For the word "MrKim", give the number of lines in these entries that contain it, with nothing else.

○ ○ ○ ○

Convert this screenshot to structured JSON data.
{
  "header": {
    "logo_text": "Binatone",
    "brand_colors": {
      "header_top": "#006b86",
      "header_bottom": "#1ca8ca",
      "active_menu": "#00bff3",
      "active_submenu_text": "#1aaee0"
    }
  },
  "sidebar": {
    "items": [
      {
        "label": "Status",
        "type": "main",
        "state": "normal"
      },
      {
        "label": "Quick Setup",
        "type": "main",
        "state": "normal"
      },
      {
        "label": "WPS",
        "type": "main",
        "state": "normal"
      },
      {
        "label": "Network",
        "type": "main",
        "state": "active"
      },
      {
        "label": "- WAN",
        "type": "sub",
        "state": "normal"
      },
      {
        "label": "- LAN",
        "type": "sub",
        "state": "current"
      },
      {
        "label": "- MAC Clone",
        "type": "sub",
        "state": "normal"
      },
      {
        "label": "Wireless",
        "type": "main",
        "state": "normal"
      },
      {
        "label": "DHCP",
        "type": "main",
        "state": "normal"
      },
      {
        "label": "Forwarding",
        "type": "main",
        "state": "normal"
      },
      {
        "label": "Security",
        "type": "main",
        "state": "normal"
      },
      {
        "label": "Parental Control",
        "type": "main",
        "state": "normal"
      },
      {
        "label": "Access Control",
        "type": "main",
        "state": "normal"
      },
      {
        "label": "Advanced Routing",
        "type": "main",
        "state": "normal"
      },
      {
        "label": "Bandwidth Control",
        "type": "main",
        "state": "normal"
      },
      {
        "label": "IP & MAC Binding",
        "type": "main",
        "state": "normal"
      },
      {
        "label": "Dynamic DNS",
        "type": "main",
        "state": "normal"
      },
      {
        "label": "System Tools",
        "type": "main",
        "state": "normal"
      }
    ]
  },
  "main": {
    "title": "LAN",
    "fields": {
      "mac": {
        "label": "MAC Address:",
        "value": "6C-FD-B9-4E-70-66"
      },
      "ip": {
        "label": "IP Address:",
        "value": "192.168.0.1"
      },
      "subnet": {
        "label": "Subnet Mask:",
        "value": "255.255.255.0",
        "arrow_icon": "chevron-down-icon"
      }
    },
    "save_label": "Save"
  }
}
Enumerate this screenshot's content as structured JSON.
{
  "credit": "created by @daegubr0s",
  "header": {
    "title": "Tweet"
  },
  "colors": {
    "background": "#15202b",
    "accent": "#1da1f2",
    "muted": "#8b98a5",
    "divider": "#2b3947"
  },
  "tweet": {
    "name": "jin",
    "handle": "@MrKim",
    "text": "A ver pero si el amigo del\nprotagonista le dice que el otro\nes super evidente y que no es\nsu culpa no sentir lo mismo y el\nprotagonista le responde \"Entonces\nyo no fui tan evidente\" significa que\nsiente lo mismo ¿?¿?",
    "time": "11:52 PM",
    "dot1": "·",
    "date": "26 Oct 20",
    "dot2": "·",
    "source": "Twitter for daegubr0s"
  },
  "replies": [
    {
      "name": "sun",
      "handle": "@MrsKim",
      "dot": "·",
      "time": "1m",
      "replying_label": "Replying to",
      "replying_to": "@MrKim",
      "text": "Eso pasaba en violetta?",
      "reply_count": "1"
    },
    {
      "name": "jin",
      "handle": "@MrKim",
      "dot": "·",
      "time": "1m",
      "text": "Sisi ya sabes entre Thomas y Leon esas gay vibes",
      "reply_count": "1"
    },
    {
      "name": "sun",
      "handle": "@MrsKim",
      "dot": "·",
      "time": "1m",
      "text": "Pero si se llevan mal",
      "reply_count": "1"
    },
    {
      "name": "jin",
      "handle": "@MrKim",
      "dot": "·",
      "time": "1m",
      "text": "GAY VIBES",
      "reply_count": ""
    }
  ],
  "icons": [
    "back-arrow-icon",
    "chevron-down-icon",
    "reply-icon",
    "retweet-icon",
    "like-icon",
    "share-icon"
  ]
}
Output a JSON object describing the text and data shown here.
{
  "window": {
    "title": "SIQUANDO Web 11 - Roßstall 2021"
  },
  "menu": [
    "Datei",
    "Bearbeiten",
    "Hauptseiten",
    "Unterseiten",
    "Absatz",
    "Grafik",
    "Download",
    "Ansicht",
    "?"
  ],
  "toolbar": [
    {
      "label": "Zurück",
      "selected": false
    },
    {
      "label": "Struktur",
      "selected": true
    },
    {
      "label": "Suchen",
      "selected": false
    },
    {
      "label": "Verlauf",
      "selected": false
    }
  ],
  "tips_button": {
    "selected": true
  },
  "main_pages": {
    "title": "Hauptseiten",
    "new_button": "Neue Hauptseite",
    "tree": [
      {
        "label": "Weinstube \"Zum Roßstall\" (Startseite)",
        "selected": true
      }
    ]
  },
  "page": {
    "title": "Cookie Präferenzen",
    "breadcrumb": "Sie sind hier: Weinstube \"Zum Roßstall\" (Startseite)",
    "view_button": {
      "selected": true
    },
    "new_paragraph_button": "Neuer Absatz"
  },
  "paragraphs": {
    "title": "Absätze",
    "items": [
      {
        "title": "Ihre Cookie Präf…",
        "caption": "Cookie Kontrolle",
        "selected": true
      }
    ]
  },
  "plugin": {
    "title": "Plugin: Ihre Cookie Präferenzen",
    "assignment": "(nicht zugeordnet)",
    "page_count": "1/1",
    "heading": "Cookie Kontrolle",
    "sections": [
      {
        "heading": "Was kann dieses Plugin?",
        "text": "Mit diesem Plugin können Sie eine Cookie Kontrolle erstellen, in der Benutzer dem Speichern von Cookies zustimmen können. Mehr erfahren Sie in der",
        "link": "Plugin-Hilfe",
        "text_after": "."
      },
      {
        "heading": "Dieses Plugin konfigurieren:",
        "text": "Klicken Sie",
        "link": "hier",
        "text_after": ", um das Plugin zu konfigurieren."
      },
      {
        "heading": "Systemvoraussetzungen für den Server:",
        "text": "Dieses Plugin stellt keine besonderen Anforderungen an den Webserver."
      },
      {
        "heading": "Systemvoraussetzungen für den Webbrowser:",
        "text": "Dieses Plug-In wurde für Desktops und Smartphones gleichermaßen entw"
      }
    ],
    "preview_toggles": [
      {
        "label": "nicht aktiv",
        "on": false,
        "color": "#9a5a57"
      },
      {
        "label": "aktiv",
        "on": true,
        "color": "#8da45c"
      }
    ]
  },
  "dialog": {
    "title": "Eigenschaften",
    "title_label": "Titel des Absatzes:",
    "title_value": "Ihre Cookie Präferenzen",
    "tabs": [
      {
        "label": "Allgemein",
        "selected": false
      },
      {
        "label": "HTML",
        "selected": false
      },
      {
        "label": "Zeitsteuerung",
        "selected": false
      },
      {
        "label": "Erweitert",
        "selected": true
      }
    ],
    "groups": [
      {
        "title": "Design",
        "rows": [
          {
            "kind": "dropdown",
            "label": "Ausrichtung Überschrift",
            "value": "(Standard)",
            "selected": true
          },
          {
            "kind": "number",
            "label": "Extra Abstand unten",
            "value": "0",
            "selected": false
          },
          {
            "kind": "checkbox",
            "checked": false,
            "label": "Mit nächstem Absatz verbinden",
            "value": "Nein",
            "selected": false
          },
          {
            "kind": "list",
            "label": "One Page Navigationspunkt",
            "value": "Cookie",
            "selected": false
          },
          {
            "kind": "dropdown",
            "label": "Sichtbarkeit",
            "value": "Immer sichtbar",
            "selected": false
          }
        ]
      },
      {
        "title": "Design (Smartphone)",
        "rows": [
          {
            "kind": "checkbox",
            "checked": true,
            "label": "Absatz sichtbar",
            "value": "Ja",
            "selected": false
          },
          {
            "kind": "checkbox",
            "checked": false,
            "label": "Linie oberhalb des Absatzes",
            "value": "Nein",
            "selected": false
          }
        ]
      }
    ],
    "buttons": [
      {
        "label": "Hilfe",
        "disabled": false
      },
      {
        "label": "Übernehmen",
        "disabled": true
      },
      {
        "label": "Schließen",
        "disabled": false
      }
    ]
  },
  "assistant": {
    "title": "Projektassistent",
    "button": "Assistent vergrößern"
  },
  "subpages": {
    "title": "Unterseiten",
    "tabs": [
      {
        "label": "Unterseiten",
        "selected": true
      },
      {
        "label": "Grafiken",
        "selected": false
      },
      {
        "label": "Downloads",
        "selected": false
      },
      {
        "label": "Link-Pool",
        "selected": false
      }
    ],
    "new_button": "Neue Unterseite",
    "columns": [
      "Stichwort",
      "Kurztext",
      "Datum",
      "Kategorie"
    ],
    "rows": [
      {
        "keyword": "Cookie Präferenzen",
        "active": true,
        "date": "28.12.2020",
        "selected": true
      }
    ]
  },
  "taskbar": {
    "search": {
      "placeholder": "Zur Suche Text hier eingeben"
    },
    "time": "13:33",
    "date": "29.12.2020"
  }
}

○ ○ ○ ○

§ SOLUTION: 4